▶ **TASK STATEMENT**
From the records, return each line that has the word "icon" in it.

[App and web page records]
********************
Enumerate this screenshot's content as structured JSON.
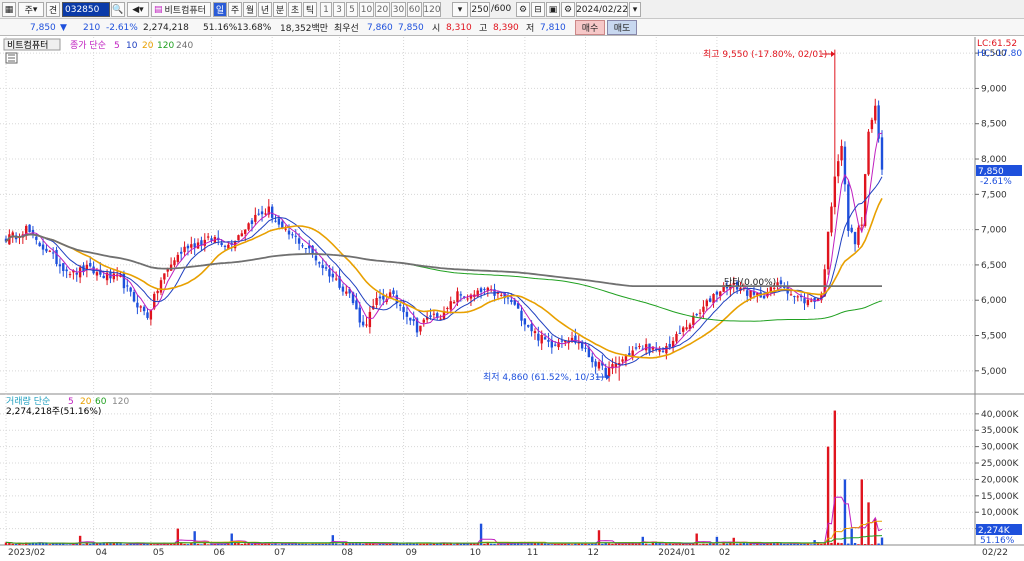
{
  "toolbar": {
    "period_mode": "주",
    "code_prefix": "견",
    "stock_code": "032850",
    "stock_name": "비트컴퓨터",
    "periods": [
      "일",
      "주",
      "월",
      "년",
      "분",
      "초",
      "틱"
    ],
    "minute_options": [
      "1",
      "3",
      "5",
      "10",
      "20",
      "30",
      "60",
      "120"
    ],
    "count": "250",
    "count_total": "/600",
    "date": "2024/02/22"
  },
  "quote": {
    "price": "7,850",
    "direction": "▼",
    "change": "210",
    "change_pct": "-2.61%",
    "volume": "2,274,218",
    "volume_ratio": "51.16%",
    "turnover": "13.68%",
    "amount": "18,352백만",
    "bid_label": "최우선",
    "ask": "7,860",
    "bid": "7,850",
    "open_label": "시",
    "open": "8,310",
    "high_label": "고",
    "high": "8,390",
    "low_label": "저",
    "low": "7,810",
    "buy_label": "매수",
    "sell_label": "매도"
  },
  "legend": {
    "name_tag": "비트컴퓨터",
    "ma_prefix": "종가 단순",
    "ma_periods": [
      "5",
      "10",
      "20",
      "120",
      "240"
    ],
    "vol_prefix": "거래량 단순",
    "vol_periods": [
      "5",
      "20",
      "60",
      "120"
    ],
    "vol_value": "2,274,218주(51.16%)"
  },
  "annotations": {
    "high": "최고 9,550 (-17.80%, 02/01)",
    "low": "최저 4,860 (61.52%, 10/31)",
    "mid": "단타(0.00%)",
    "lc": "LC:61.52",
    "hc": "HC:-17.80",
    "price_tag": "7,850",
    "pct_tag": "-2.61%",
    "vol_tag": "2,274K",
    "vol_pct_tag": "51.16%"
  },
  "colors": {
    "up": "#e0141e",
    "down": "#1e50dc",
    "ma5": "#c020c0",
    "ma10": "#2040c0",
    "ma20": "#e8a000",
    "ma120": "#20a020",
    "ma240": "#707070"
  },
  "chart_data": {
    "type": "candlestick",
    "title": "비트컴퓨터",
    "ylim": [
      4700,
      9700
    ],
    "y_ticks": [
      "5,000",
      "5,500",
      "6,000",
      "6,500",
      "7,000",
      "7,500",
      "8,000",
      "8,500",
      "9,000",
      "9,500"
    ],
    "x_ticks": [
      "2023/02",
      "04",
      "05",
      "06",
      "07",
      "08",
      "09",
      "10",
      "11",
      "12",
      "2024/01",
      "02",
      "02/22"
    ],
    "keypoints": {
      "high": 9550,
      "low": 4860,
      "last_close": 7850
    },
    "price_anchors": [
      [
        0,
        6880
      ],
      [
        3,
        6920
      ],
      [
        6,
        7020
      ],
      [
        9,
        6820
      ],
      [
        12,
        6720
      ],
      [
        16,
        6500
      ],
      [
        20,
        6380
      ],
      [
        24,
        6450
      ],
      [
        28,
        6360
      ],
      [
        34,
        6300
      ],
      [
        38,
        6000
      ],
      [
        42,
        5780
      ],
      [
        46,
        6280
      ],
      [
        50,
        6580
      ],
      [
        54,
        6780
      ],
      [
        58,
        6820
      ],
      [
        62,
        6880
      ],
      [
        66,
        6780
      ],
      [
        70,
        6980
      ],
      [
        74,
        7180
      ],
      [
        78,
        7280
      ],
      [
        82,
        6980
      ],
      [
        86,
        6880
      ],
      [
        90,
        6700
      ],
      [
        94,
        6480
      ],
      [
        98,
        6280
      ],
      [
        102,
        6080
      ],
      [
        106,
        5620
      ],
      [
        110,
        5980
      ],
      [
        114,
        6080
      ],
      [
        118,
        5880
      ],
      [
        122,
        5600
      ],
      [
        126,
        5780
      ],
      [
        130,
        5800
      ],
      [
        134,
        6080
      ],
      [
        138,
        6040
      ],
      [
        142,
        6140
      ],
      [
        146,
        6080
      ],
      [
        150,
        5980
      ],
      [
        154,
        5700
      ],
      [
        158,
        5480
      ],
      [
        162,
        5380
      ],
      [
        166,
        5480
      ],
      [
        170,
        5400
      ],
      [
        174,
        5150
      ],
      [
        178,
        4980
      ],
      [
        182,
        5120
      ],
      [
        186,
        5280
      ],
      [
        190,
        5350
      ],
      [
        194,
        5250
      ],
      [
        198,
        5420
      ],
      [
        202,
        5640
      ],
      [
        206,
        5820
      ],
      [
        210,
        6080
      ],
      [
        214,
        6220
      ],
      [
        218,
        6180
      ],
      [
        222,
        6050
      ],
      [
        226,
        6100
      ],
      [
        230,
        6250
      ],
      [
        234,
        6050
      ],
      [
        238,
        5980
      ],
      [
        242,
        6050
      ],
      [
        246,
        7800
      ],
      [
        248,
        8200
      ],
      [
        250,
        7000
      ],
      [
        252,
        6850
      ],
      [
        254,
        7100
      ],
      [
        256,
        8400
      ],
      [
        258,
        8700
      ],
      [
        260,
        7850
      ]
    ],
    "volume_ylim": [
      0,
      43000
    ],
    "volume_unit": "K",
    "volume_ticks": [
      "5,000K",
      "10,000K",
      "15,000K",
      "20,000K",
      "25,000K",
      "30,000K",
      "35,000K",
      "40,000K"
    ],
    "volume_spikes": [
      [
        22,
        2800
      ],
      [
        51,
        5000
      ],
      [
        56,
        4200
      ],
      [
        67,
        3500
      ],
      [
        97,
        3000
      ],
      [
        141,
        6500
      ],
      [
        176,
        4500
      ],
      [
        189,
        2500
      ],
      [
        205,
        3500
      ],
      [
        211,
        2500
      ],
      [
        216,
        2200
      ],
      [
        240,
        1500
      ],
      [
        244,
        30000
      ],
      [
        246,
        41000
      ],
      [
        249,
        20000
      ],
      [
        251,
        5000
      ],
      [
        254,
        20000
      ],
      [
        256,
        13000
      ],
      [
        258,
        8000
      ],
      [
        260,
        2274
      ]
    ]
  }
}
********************
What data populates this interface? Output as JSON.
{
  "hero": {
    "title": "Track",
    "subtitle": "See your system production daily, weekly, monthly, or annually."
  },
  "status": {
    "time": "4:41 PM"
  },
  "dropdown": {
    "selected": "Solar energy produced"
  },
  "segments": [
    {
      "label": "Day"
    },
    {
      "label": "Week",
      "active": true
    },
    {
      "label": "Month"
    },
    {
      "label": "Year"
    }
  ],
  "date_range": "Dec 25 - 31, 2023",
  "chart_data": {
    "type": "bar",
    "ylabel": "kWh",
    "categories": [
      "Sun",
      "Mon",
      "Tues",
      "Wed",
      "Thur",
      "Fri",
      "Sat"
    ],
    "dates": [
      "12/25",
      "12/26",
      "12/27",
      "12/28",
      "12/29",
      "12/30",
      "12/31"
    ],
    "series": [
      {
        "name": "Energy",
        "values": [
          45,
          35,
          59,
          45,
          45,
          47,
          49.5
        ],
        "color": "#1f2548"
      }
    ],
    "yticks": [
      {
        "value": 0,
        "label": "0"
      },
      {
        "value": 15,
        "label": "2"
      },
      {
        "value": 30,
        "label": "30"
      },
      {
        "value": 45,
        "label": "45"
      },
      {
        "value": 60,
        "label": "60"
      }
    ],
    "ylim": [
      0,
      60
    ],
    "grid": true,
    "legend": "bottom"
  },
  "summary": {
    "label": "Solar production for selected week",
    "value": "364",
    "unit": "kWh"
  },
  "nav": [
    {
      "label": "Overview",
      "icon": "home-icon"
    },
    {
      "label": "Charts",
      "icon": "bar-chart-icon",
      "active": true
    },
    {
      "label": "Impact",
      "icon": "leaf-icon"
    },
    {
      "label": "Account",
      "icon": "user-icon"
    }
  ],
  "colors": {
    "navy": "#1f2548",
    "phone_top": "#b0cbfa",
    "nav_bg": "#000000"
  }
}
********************
▶ **OUTPUT FOR THIS EXERCISE**
      "icon": "home-icon"
      "icon": "bar-chart-icon",
      "icon": "leaf-icon"
      "icon": "user-icon"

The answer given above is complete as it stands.